Warmonger! Calling for more Vietnams. Does he love war or what. Read the whole thing. Chopra is almost cartoonish in his rage against 'imperialism', a fine caricature of a fuming communist, now fuming more than ever since the collapse of the USSR (result of an evil plot, no doubt, though the liberated countries of the eastern Europe love their freedom from the Stalinist nightmare). Communism and socialism have never produced a free and prosperous society anywhere despite a century of experimentation.Misery, poverty, oppression, totalitarianism, midnight knocks, entrenched rule by a vicious elite, slave labor, 'reeducation' camps, gulags, death of tens and tens of millions-yes; happiness and freedom-no. And this is the 'vision' that Suneet Chopra and countless other intellectuals have supported and defended. One of the consistent themes of the last hundred or so years has been the love affair of the intellectuals with totalitarianism- be it that of the Nazis, of Stalin, Mao, Khmer Rouge, Castro or any other power-seeker who mouths the right cliches against 'imperialism'.

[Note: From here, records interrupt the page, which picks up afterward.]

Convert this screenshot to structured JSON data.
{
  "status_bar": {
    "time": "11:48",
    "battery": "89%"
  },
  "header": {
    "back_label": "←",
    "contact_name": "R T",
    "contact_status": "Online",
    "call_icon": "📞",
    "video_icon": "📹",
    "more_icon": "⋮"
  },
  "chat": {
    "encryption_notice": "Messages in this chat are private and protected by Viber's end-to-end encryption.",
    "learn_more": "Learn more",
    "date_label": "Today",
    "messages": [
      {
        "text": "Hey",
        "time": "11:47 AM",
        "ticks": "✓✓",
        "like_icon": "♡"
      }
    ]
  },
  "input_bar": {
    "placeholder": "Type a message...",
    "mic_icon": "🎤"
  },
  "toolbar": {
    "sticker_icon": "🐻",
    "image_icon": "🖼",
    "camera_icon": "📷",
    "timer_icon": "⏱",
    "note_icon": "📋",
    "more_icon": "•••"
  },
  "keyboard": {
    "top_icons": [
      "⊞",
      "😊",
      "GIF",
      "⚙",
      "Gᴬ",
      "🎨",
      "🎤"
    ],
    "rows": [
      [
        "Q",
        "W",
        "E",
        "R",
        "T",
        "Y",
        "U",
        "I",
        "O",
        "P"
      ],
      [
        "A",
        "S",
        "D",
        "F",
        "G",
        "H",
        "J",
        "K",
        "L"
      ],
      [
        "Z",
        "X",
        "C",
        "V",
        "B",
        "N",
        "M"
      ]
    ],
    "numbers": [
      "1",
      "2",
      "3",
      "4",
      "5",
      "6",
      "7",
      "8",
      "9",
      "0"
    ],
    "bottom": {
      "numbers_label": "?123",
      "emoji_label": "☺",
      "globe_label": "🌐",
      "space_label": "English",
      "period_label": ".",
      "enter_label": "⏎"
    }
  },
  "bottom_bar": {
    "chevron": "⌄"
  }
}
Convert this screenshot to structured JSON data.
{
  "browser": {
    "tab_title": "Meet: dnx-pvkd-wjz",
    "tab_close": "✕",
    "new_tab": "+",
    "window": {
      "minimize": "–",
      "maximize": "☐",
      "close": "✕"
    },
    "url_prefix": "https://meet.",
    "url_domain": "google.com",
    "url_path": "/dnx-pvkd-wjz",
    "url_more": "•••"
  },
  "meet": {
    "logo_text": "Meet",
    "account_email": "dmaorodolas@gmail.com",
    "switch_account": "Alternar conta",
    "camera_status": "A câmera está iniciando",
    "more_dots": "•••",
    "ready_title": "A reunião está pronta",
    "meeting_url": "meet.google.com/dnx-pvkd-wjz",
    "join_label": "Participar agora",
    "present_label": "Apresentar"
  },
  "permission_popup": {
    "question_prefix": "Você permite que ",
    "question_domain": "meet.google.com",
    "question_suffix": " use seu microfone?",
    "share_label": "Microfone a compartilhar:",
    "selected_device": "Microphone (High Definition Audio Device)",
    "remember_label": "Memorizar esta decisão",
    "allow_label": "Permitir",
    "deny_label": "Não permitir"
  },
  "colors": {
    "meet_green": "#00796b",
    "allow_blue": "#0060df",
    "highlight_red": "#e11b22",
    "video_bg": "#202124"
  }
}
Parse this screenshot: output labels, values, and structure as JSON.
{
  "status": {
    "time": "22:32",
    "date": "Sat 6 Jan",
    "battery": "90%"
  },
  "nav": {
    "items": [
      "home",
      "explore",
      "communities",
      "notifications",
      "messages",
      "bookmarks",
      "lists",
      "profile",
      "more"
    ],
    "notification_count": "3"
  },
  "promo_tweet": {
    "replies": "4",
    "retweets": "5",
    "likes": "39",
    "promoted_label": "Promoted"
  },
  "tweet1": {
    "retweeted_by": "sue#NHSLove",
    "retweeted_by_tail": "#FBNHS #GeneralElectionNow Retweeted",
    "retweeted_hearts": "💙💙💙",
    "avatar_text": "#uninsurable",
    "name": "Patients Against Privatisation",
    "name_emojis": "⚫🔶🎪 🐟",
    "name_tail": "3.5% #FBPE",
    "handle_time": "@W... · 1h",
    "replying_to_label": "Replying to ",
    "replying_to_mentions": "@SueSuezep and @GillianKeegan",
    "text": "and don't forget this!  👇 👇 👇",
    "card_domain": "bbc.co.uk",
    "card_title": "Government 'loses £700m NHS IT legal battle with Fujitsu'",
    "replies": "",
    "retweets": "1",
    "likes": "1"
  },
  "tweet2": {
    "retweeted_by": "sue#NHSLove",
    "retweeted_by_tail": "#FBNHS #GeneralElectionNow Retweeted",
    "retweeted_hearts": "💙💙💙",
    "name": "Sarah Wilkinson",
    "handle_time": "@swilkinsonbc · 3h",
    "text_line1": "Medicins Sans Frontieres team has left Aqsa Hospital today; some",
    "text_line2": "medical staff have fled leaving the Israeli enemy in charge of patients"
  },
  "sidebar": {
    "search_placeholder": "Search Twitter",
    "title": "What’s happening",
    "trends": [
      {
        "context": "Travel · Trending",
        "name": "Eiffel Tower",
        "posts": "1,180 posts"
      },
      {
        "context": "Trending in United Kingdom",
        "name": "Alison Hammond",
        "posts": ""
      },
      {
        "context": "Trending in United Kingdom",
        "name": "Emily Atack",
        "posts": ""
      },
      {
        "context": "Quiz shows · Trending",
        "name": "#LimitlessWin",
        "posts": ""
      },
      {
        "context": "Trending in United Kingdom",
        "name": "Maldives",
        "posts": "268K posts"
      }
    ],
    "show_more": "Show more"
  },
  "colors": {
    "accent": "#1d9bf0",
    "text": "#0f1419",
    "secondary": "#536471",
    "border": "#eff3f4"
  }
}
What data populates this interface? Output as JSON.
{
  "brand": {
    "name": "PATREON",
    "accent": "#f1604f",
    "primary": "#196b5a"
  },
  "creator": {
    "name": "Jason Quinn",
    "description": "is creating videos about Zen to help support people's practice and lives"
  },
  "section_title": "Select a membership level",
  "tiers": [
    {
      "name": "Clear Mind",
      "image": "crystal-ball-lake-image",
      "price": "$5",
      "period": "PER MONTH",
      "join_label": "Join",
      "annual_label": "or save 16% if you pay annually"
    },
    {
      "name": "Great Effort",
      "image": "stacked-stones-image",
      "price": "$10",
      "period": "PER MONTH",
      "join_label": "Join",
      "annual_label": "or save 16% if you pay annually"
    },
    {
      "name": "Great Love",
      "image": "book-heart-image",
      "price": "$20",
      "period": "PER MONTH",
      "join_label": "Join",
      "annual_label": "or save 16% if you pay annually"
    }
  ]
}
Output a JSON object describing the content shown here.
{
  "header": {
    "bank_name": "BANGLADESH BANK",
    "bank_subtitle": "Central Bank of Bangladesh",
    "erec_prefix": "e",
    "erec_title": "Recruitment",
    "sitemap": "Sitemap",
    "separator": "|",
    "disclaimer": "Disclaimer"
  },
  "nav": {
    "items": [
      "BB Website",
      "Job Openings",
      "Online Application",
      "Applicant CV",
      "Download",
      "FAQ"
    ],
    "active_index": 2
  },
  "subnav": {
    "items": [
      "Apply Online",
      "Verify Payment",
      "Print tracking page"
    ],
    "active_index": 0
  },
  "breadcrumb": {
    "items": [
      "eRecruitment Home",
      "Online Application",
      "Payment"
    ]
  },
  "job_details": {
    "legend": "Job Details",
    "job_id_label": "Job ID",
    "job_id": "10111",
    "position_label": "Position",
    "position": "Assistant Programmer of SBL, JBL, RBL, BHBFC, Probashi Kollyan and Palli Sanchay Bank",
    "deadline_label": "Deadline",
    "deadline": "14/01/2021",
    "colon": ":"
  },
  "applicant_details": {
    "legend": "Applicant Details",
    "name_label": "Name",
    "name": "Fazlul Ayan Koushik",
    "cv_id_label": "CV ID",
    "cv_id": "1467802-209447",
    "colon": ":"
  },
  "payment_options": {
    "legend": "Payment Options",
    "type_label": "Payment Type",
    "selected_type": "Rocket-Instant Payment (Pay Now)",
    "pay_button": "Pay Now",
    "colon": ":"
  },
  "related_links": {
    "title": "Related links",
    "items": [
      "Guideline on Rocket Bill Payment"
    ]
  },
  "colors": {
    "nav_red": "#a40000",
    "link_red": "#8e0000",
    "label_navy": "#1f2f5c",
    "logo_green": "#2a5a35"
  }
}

But what about the artists who participated in the Che lovefest?
Artistic freedom is one of the first casualties of the kind of regime that Che wanted to establish all over Latin America and elsewhere and helped to bring about in Cuba(Quick-How free are the artists to criticize Fidel in his land of milk and honey?).
So what explains their participation? True conviction? Or pulling the right social levers and supporting the 'right' causes to further their careers?
Or what?

I think it is legitimate to call them 'Artists against freedom'.

To prevent this post from becoming too long, I am breaking it into parts. See the rest of the article here-
Part 2- Che Myths
Part 3- Alternative Che images one would like to see more of

(emphasis mine)

Crossposted at What the Heck is Art?